Kicking Congestion from the Curb at CLT
Airport finally finds a place for Uber and Lyft
I landed at Charlotte Douglas International Airport from vacation last Wednesday afternoon, not a time I would’ve expected for high traffic. Silly me. The designated Uber/Lyft pickup area, a few feet of curb on the lower level, was packed with the desperate, the tired, the luggage-burdened. They gazed longingly at their phones. Only six minutes until Raul arrives in his gray Honda Civic to rescue me. Come to me, Raul. My guy, Brian, tried to call me when he was 13 minutes into his projected 10-minute trip from the Lyft waiting lot on Wilkinson Boulevard. I missed it in the Arrivals din and called him back.
“This is Brian.”
“Hey. You rang.”
“Yeah. Tried to call you, but you didn’t answer. Wanted to see if you’d be OK with, uh, moving to the upper level for pickup. I’m coming up on it now.”
I knew from experience that security frowns on rideshare drivers picking up Arrivals where other drivers drop off Departures. I told Brian this.

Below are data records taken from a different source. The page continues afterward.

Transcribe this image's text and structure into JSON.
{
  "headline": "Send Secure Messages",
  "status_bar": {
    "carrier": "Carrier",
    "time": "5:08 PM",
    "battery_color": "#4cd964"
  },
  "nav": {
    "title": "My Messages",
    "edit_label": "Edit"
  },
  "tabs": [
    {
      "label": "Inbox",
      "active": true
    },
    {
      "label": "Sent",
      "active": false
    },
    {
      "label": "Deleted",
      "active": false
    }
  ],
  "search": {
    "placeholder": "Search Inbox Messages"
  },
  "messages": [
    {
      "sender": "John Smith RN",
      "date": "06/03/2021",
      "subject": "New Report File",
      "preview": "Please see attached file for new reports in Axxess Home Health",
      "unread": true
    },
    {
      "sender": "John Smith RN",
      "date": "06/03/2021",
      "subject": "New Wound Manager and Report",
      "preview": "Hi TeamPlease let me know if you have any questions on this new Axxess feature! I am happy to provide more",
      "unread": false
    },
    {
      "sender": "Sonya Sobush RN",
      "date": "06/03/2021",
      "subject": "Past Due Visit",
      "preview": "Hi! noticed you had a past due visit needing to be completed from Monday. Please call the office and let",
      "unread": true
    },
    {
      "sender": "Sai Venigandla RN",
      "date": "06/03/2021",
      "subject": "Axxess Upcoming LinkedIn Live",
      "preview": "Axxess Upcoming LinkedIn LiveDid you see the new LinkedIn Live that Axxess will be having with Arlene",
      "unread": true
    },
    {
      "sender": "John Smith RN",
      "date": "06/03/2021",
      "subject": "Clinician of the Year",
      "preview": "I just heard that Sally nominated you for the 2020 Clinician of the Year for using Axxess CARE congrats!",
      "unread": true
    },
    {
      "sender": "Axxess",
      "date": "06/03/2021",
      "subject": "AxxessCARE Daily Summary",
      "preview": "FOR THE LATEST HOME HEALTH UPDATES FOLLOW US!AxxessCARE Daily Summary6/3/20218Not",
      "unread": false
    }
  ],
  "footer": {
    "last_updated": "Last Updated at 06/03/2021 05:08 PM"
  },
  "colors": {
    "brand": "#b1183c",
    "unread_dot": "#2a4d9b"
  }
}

“Well,” he said, “I do it all the time.” The guy had a five-star rating, though I’m sure not from CLT security.
“I’ll just cancel.”
I ate the five-dollar fee and had a much better experience with Hany, a Lebanese gentleman with whom I coordinated an intricate and daring pickup maneuver at the A gate. We maintained telephonic communication throughout. I dodged other Arrivals and their rides to meet Hany at precisely the right moment, when he slowed to a stop in a lane of stalled traffic. I loaded one bag, he loaded the other, we loaded ourselves, he cut the wheels of his Hyundai to the left, and we were off.

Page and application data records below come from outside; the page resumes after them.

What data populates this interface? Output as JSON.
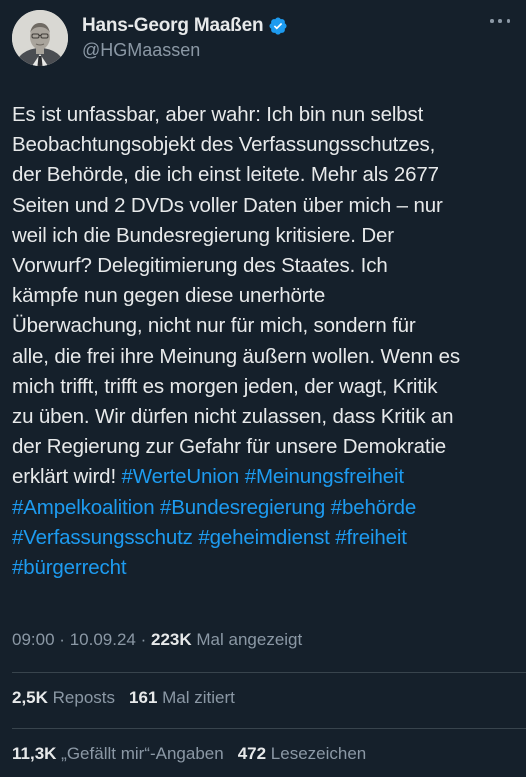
{
  "author": {
    "display_name": "Hans-Georg Maaßen",
    "handle": "@HGMaassen",
    "verified": true,
    "avatar_icon": "avatar-photo"
  },
  "more_icon": "more-horizontal-icon",
  "tweet": {
    "lines": [
      {
        "text": "Es ist unfassbar, aber wahr: Ich bin nun selbst"
      },
      {
        "text": "Beobachtungsobjekt des Verfassungsschutzes,"
      },
      {
        "text": "der Behörde, die ich einst leitete. Mehr als 2677"
      },
      {
        "text": "Seiten und 2 DVDs voller Daten über mich – nur"
      },
      {
        "text": "weil ich die Bundesregierung kritisiere. Der"
      },
      {
        "text": "Vorwurf? Delegitimierung des Staates. Ich"
      },
      {
        "text": "kämpfe nun gegen diese unerhörte"
      },
      {
        "text": "Überwachung, nicht nur für mich, sondern für"
      },
      {
        "text": "alle, die frei ihre Meinung äußern wollen. Wenn es"
      },
      {
        "text": "mich trifft, trifft es morgen jeden, der wagt, Kritik"
      },
      {
        "text": "zu üben. Wir dürfen nicht zulassen, dass Kritik an"
      },
      {
        "text": "der Regierung zur Gefahr für unsere Demokratie"
      },
      {
        "text": "erklärt wird! ",
        "tags": [
          "#WerteUnion",
          "#Meinungsfreiheit"
        ]
      },
      {
        "text": "",
        "tags": [
          "#Ampelkoalition",
          "#Bundesregierung",
          "#behörde"
        ]
      },
      {
        "text": "",
        "tags": [
          "#Verfassungsschutz",
          "#geheimdienst",
          "#freiheit"
        ]
      },
      {
        "text": "",
        "tags": [
          "#bürgerrecht"
        ]
      }
    ]
  },
  "meta": {
    "time": "09:00",
    "separator": "·",
    "date": "10.09.24",
    "views_count": "223K",
    "views_label": "Mal angezeigt"
  },
  "stats": {
    "reposts_count": "2,5K",
    "reposts_label": "Reposts",
    "quotes_count": "161",
    "quotes_label": "Mal zitiert",
    "likes_count": "11,3K",
    "likes_label": "„Gefällt mir“-Angaben",
    "bookmarks_count": "472",
    "bookmarks_label": "Lesezeichen"
  },
  "colors": {
    "background": "#15202b",
    "text": "#e7e9ea",
    "secondary": "#8b98a5",
    "link": "#1d9bf0",
    "divider": "#38444d"
  }
}
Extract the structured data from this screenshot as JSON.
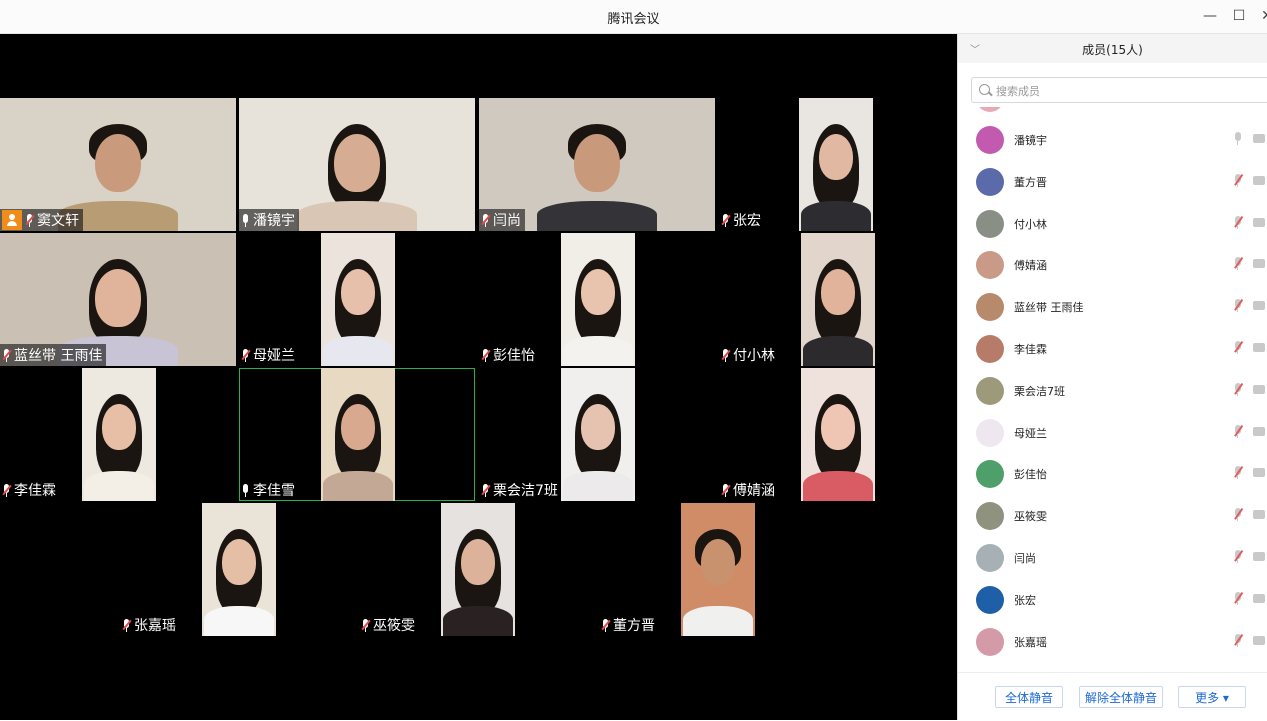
{
  "window": {
    "title": "腾讯会议",
    "minimize": "—",
    "maximize": "☐",
    "close": "✕"
  },
  "tiles": [
    {
      "name": "窦文轩",
      "host": true,
      "mic": "muted"
    },
    {
      "name": "潘镜宇",
      "mic": "live"
    },
    {
      "name": "闫尚",
      "mic": "muted"
    },
    {
      "name": "张宏",
      "mic": "muted"
    },
    {
      "name": "蓝丝带 王雨佳",
      "mic": "muted"
    },
    {
      "name": "母娅兰",
      "mic": "muted"
    },
    {
      "name": "彭佳怡",
      "mic": "muted"
    },
    {
      "name": "付小林",
      "mic": "muted"
    },
    {
      "name": "李佳霖",
      "mic": "muted"
    },
    {
      "name": "李佳雪",
      "mic": "live",
      "speaking": true
    },
    {
      "name": "栗会洁7班",
      "mic": "muted"
    },
    {
      "name": "傅婧涵",
      "mic": "muted"
    },
    {
      "name": "张嘉瑶",
      "mic": "muted"
    },
    {
      "name": "巫筱雯",
      "mic": "muted"
    },
    {
      "name": "董方晋",
      "mic": "muted"
    }
  ],
  "panel": {
    "title": "成员(15人)",
    "search_placeholder": "搜索成员",
    "members": [
      {
        "name": "潘镜宇",
        "muted": false
      },
      {
        "name": "董方晋",
        "muted": true
      },
      {
        "name": "付小林",
        "muted": true
      },
      {
        "name": "傅婧涵",
        "muted": true
      },
      {
        "name": "蓝丝带 王雨佳",
        "muted": true
      },
      {
        "name": "李佳霖",
        "muted": true
      },
      {
        "name": "栗会洁7班",
        "muted": true
      },
      {
        "name": "母娅兰",
        "muted": true
      },
      {
        "name": "彭佳怡",
        "muted": true
      },
      {
        "name": "巫筱雯",
        "muted": true
      },
      {
        "name": "闫尚",
        "muted": true
      },
      {
        "name": "张宏",
        "muted": true
      },
      {
        "name": "张嘉瑶",
        "muted": true
      }
    ],
    "buttons": {
      "mute_all": "全体静音",
      "unmute_all": "解除全体静音",
      "more": "更多 ▾"
    }
  },
  "colors": {
    "host_badge": "#f08c1a",
    "speaking_border": "#2ab04a",
    "link_blue": "#1c69d4"
  }
}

It was exhilarating, I’ll tell you. It was as if we’d trained.
“Thanks, man,” I told Hany. “Good work. This shit is ridiculous.”
I had just returned from New Orleans, where the airport has designated an area beneath a parking deck across from the terminal for rideshare pickup rather than force Uber and Lyft drivers to play Dale Sr.-at-Daytona with all the other traffic at the Arrivals curb. This seems to make a certain, oh, sense.
I say this with all due love and respect to both my hometown of New Orleans and my adopted home city of Charlotte: When a civic entity in New Orleans surpasses the corresponding civic entity in your city in logistical efficiency and ease of use, you need to make some changes.
Which, thank goodness, the people who run the world’s seventh-busiest airport apparently will make by the end of the month. A few weeks in advance of the groundbreaking for a planned $600 million upgrade to the terminal entrance and lobby, the airport will institute a new traffic pattern for Arrivals that includes two designated lanes and a designated zone for Uber and Lyft, “which is a huge improvement,” CLT Chief Operating Officer Jack Christine told City Council members this week. “I’m confident we’ll see some benefits when we open up that project here in two weeks.”
Me, too. It could hardly be worse than the current setup. As for the planned terminal upgrade, it’ll expand the ticket counter, baggage claim and security gates and reconfigure the flow of foot traffic, which anyone who uses CLT can tell you is often as snarled as College Street at rush hour. The project will take nearly six years and, of course, proceed as the airport and its customers do their daily business, which will require detours and alternate routes and multiple inconveniences, all of which motorists in this emerging city—ain’t growth grand?—are surely used to by now.